Verizon expects its service revenue to begin to rebound through the rest of the year as fewer customers remain on subsidized-handset plans. But like its rivals, Verizon may struggle to keep churn low as competition begins to heat up in the third and fourth quarters.
The nation’s largest carrier posted an unexpectedly solid second quarter earlier this week, adding 614,000 total postpaid net additions to soundly beat Wells Fargo Securities’ prediction of 112,000. And its 358,000 net postpaid phone adds outperformed Wells Fargo’s estimate of 75,000.
Investors cheered the second-quarter results, sending shares of Verizon up roughly 8% on the news.
But wireless service revenue—which has become a concern for Verizon in recent quarters—was down 6.7% year over year. Verizon’s first quarter saw a 4.9% contraction in wireless service revenue during the fourth quarter of 2016, and it warned in January that service revenue wouldn’t return to growth this year.
Indeed, Verizon’s second-quarter ARPA (average revenue per account) and its service revenue fell short of estimates from Matthew Niknam of Deutsche Bank Market Research.
“Given the shift to newer unlimited plans (and ongoing migration to no-subsidy pricing), top-line growth within Verizon’s wireless base remains challenged,” Niknam wrote in a note to investors. “Second-quarter ARPA and service revenues both saw the year-over-year rate of decline worsen, and came in below our expectations.”
Verizon CFO Matt Ellis said during this week’s earnings call that several factors will help Verizon reverse that course, though.
“During the second quarter, we experienced an improvement in the rate of decline in line-access revenue, as we now have roughly 75% of the postpaid phone base on unsubsidized plans,” Ellis said. “We expect this trend will continue which, combined with adding new accounts and migrating customers to higher access points, will mitigate the lost overage revenue.
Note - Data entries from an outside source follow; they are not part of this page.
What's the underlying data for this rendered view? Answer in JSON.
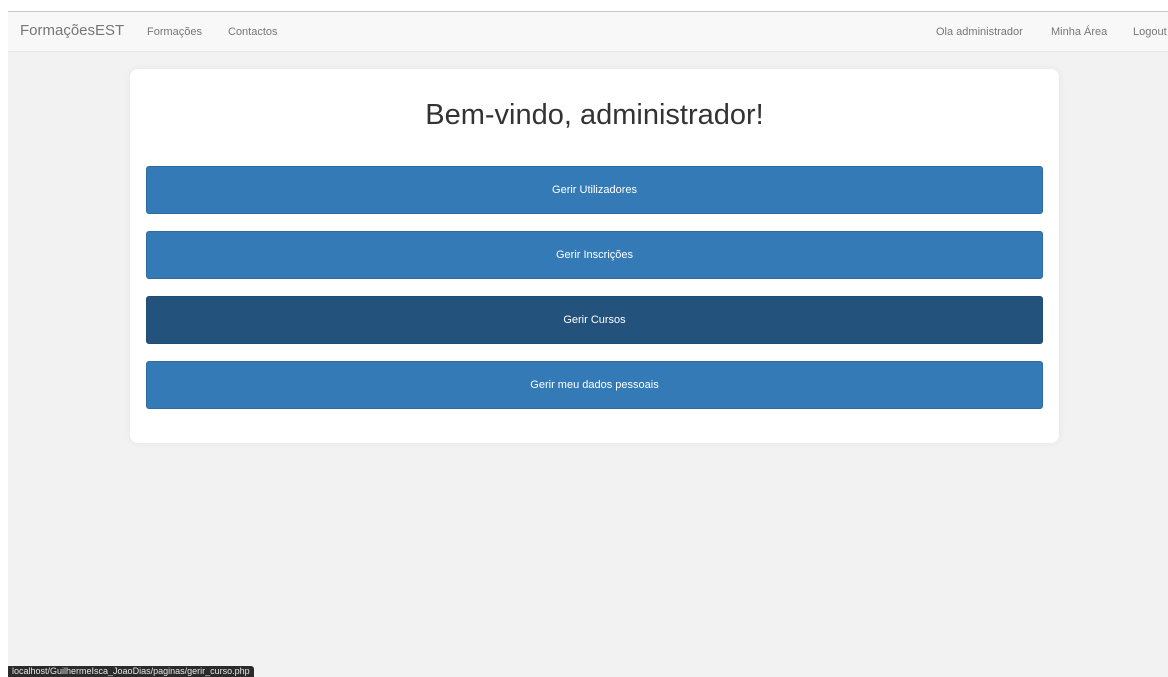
{
  "navbar": {
    "brand": "FormaçõesEST",
    "left_links": [
      "Formações",
      "Contactos"
    ],
    "greeting": "Ola administrador",
    "my_area": "Minha Área",
    "logout": "Logout"
  },
  "main": {
    "heading": "Bem-vindo, administrador!",
    "buttons": [
      {
        "label": "Gerir Utilizadores"
      },
      {
        "label": "Gerir Inscrições"
      },
      {
        "label": "Gerir Cursos",
        "state": "hover"
      },
      {
        "label": "Gerir meu dados pessoais"
      }
    ]
  },
  "status_bar": {
    "url": "localhost/GuilhermeIsca_JoaoDias/paginas/gerir_curso.php"
  },
  "colors": {
    "primary": "#337ab7",
    "primary_hover": "#23527c",
    "page_background": "#f2f2f2",
    "navbar_background": "#f8f8f8"
  }
}
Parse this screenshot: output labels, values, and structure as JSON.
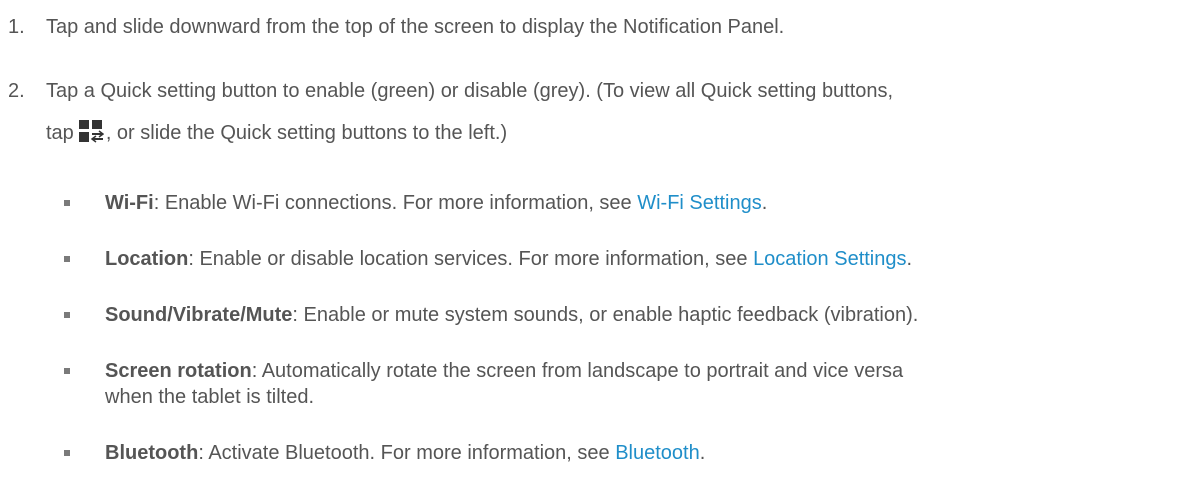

Therefore, we believe the service revenue trend has flattened, and we expect that there will be an improving trend in the second half, and we should exit the fourth quarter inside a decline of 4%.”
Verizon’s second-quarter postpaid churn came in at 94%, consistent year over year despite increased churn in tablets and beating analysts’ estimates. That figure underscored a relatively uneventful quarter during which most carriers enjoyed significantly lower churn.
But the market will surely heat up in the coming months as Apple is likely to release a redesigned iPhone just ahead of the holiday shopping season. And with the nation’s largest wireless customer base, Verizon could be especially vulnerable to aggressive promotions, particularly from Sprint and T-Mobile.
Verizon’s “recover in subs is also partly due to record-low churn across the industry in general, which we suspect will reverse later in the year with the new iPhone launch,” Jonathan Chaplin of New Street Research wrote. “T-Mobile in particular did not spend much to acquire subs this quarter (sensible given low turnover); we expect a more aggressive push from all carriers later this year.”